As Black obstetrician-gynecologists, midwives and members of the UPMC family, we have come together to highlight the current state of affairs for pregnant women of color. The U.S., a developed nation, has one of the highest maternal mortality rates in the world, with Black women affected disproportionately in comparison with other races. Bringing awareness of this disparity is important to us because we are caregivers, mothers, partners, daughters, friends and confidants to many Black women.
Dedicated to addressing disparities and inequity in health care, UPMC extends services that meet the many different needs of our unique and diverse communities in all of the broad regions we serve throughout western and central Pennsylvania. UPMC provides expertise at UPMC Magee, UPMC Hamot, UPMC Altoona, UPMC Pinnacle and UPMC Williamsport. We are proud that UPMC is showing its commitment to eliminating racism, bias and inequalities in maternal health care by collaborating across our vast health care system, with national and local organizations, and by strongly participating in Black Maternal Health Week, April 11-17.
UPMC is focused on these health disparities for more than just one week. We are working together every day to make positive change for our patients. We will continue our innovative research and clinical work, day in and day out to better understand why these disparities exist and address them head on.
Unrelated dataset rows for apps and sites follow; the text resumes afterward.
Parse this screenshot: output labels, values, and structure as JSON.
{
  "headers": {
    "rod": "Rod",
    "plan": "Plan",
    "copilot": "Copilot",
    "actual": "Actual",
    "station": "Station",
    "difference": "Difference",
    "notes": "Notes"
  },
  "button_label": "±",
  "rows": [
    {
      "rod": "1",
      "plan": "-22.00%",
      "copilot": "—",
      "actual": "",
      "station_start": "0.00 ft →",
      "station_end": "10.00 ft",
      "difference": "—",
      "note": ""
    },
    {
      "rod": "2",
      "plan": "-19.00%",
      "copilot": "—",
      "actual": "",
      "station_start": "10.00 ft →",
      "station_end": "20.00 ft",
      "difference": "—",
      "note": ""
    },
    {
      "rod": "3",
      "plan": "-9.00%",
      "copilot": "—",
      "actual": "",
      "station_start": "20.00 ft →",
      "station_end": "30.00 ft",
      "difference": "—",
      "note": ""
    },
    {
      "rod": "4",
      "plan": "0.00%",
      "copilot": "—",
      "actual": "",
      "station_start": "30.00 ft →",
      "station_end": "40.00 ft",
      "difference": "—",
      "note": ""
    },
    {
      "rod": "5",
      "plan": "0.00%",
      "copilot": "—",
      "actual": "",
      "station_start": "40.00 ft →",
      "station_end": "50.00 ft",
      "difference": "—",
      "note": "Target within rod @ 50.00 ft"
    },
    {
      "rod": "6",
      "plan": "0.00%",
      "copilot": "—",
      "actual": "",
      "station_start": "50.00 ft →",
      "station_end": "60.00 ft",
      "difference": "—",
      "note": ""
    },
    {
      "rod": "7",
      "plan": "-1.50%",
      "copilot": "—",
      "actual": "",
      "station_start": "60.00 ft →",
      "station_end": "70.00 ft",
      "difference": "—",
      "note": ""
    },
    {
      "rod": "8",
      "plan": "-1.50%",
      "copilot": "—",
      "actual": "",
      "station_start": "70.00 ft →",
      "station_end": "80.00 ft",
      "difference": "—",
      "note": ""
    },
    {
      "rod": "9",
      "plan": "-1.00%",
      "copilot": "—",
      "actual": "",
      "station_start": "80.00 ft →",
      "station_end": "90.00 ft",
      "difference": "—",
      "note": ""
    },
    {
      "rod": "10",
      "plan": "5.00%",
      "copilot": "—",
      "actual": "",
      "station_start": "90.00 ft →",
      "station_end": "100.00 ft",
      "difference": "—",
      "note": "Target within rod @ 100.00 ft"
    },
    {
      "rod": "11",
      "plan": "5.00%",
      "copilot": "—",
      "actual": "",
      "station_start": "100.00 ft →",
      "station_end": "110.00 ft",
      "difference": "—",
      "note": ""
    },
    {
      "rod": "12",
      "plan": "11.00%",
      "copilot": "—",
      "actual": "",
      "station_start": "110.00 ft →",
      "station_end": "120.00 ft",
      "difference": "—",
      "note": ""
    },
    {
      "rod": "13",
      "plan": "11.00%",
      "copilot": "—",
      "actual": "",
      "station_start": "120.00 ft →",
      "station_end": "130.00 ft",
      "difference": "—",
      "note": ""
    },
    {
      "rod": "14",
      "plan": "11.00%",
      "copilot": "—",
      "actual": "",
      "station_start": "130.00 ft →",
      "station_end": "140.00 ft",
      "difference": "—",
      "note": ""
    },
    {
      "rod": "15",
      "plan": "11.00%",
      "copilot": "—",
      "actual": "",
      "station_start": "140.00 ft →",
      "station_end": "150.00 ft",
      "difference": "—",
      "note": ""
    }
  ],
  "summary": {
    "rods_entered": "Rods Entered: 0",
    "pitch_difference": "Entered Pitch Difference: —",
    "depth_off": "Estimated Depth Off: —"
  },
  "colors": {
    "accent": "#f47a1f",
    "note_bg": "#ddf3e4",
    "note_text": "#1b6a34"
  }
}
We are honored to support the Black Mamas Matter Alliance through advocacy during Black Maternal Health Week, and as an organization, UPMC is sponsoring Brown Mamas Matter in its Pittsburgh-based educational and wellness activities for Black and Brown women. These organizations advocate and for Black maternal health, rights and justice. In addition, UPMC was the first large-scale health care organization to sponsor Patients R Waiting, a Lancaster-based nonprofit organization devoted to eliminating health disparities by increasing diversity in medicine and with its Diversifying Doulas initiative aimed at decreasing maternal morbidity and mortality. Also, cardiovascular disease is the primary cause of maternal mortality and UPMC Magee created a blood pressure home-monitoring program to rapidly detect concerning trends in postpartum women before their situation becomes critical. We are working hard at expanding this program to all the communities we serve.
The maternal death rate is three to four times higher among Black women even when we compare people of similar education level, health and socioeconomic background. Health disparities that affect Black and Brown communities exist due to many factors. Social determinants of health including lack of access to affordable health care, food deserts, substandard housing and lack of transportation, play a significant role in disproportionate care for people of color.
As members of the UPMC family and experts in women’s health, we are proud that our organization is taking deliberate action to eliminate health disparities and dismantle systemic racism. We understand that until we address the structured processes that enable racism to exist, health disparities will continue to persist.
Sharee Livingston, D.O., UPMC Lititz
Ayodeji Bakare, M.D., UPMC Pinnacle Harrisburg Medical Staff
Draion Burch, D.O., UPMC Altoona
Latima Collins, M.D., UPMC Magee-Womens Hospital
Carlos Cream, M.D., UPMC Pinnacle
Chavone Dantrell Momon-Nelson, M.D., UPMC Carlisle
Christopher Harvey, M.D., UPMC Hamot
Candace Jones, D.N.P, C.N.M., A.M.C.B., UPMC Pinnacle
Veniese Lawrence C.N.M., C.R.N.P., UPMC Williamsport
Ciara Shank, C.N.M., UPMC Pinnacle
Amaris Yandel, D.O., UPMC Magee-Womens Hospital